• _Problem details_:
Which lines below include "arrow"? Copy them all.

• _Data to process_:
+-------+

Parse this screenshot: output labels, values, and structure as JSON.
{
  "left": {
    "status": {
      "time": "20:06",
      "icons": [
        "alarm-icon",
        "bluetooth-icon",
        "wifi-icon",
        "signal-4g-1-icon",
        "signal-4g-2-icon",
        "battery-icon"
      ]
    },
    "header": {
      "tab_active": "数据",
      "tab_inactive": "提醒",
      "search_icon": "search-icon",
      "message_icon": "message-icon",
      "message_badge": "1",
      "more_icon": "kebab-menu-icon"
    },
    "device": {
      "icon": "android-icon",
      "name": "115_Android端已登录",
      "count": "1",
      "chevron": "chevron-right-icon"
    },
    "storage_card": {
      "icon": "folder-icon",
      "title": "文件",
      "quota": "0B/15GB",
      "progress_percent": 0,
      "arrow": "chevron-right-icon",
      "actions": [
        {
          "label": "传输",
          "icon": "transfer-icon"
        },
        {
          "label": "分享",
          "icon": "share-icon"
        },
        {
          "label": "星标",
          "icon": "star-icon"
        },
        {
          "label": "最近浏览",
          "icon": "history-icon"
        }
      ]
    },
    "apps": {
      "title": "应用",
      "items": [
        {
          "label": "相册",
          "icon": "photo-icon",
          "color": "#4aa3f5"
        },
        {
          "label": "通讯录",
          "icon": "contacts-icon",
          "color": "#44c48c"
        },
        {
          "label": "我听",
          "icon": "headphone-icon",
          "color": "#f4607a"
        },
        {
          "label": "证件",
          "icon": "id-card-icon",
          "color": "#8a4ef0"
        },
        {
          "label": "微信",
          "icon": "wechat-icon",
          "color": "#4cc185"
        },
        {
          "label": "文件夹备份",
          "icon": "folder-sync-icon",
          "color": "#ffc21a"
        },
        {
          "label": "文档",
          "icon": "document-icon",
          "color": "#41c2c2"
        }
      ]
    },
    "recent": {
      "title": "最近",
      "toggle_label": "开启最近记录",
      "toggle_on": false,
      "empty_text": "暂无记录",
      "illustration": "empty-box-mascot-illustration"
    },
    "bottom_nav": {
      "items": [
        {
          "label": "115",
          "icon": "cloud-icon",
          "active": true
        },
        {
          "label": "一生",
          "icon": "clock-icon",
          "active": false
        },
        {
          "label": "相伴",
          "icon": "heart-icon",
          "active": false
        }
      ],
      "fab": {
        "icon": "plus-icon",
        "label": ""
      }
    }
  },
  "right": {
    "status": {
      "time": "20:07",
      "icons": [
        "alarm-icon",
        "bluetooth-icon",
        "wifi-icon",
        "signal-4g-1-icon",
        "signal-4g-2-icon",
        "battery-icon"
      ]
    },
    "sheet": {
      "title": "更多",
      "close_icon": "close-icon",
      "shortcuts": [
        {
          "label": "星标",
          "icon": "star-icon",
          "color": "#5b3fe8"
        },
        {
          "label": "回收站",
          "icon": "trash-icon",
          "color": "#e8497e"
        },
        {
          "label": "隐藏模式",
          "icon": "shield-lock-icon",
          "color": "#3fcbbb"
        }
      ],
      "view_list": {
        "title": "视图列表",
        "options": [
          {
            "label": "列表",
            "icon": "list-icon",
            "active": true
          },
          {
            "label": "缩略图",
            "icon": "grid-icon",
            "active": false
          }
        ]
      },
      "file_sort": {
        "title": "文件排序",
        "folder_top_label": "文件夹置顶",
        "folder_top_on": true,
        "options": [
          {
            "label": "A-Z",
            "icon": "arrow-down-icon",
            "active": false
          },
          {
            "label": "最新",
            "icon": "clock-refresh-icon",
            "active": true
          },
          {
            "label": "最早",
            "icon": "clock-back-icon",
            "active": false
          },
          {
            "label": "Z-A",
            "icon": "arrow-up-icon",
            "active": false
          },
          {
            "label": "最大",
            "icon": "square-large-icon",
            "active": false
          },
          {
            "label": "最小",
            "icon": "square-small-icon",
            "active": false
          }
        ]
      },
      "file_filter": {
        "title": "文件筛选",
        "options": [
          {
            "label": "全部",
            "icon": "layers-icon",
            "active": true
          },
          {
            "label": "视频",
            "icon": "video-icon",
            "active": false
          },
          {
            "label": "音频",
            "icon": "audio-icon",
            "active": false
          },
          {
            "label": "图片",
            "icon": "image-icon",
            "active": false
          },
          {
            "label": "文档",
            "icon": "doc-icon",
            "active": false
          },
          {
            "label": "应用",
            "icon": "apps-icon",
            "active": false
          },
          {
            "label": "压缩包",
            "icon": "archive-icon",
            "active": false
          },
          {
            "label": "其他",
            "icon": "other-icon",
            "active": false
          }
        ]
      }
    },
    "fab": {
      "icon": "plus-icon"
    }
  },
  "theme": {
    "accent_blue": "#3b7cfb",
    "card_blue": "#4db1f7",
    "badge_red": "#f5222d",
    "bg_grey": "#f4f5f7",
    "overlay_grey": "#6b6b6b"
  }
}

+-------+

• _Problem solution_:
      "arrow": "chevron-right-icon",
            "icon": "arrow-down-icon",
            "icon": "arrow-up-icon",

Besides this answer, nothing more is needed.